The NaMo wave swayed a portion of Lalu Prasad’s core Yadav votes, triggering the defeat of his wife Rabri Devi in Saran and daughter Misa Bharti in Pataliputra.
The RJD leaders of Saran were shocked to see the lead of the BJP candidate, Rajiv Pratap Rudy, from the Chhapra Assembly segment spiralling over 39,000. Rudy led only by a little over by 5,000 from this segment in 2009, when Lalu emerged the winner in the Lok Sabha seat.
Worse was Garkha — a Yadav-dominated Assembly segment where Rabri led by only 600 votes. Lalu had led by over 20,000 votes in the same segment in 2009. Rabri’s highest lead — exactly 13,000 — was in the Para segment. Rabri ultimately lost by around 40,000 votes.
“A significant portion of Yadavs voted for Rudy because of the Modi wave,” said an RJD leader.
An RJD leader of Madhubani said: “The much-hyped MY (Muslim-Yadav) consolidation did not take place in several constituencies where we were sure to win. The party candidates from Darbhanga and Madhubani were shocked when the counting progressed on May 16. We trailed in the Assembly segments where we were supposed to lead because of the existing Yadav population.”
A leader of Raghuvansh Prasad Singh’s stature did not get the Yadav votes in Vaishali. The loss of Lalu’s core votes hurt the RJD the most possibly in Pataliputra, where Misa contested against the BJP’s Ram Kripal Yadav.
The Maner Assembly segment of the constituency has always played decisive role in the Lok Sabha constituency.
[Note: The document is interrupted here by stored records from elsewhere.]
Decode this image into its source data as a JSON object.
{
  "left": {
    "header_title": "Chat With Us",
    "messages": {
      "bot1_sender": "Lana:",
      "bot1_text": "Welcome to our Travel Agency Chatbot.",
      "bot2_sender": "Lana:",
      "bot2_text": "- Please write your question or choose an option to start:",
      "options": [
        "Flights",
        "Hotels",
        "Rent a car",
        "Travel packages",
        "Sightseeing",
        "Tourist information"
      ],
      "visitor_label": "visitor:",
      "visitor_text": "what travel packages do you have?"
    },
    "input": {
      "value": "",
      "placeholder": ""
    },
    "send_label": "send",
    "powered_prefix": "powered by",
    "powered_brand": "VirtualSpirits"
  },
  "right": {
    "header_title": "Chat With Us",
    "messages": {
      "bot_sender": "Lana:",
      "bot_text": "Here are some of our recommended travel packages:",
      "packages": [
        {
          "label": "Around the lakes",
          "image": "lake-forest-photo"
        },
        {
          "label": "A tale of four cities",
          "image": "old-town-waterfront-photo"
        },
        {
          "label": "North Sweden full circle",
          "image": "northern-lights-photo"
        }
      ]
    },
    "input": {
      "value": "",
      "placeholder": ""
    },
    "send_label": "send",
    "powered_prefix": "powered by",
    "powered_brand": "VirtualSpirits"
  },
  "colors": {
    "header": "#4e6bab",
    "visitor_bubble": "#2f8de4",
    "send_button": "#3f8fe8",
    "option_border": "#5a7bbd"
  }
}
“Maner happened to be a part of Ara Lok Sabha seat in 2004 when the seats were not delimited. The then RJD candidate, Kanti Singh, led by a margin of about 50,000 in the segment — enough for her to win despite trailing in a couple of segments. Unfortunately, the voters of Maner never gave such a margin to either Misa this time or her father Lalu Prasad in 2009,” said Ramkaran Yadav a shopkeeper of Maner.
Lalu’s core support group — the Yadavs — are dominant in Maner. But Misa had a lead of only about 7,000 votes over her rival Ram Kripal. Her father, Lalu, had a lead of about 17,000 votes in the segment over his nearest rival Ranjan Prasad Yadav of the JD(U) in 2009.
“It is worrisome that our core vote is diminishing,” said an RJD MLA, stressing that it was an indication that a section of youths of the caste had been swayed by the Modi wave this time.
In the Danapur segment of the constituency, Lalu had conceded a lead of only about 13,000 votes. This time, Misa trailed by around 24,000 votes.
A semi-urban area, a large population of Danapur lives in the riverine belt. Most of them are Yadavs. As the sun rises in the east, the vote of this populace naturally went to only one party — the RJD.
Lalu had gone out of the way to persuade history-sheeter Rit Lal Yadav not to contest. Despite Rit Lal’s support, the Yadav votes were not evenly distributed in the riverine area in this general election. The RJD paid the price of letting a popular Yadav leader like Ram Kripal crossover to the BJP.
Phulwari is another Assembly segment in the Pataliputra Lok Sabha constituency having a substantial Muslim and Kurmi votes. Ram Kripal managed to lead there also.
“There is definitely something wrong with our core votes. We should have taken a lead in Phulwari but trailed there,” said an RJD MLA.
Ranjan Prasad Yadav, the JD(U) candidate who defeated Lalu in the Pataliputra seat in 2009, admitted that he was also “blown over by the NaMo wave”.
“I had undertaken several development work in the constituency. Still I did not get votes,” said the outgoing MP.
Ranjan had defeated Lalu by a margin of around 16,000 votes.
In 2014, Ram Kripal was able to increase the lead over the RJD in the Vikram Assembly segment to about 20,000 from around 13,000, while Misa retained the lead of the RJD in Masuri and Paliganj Assembly segments. But the margins were small (varying from 2,500 to 12,000), prompting her defeat by around 40,000 votes.
Humbled in the poll debut, Misa is not dispirited. She courageously declared that she would continue with politics and strengthen her party before the Assembly polls. Her confidence stemmed from the people she connected with during the campaigning and the over 3 lakh votes she polled in the Pataliputra constituency.
Victor Ram Kripal Yadav conceded that it was a tough battle. “I was not fighting Misa Bharti but Lalu Prasad,” he said. But the people of Pataliputra confided in me.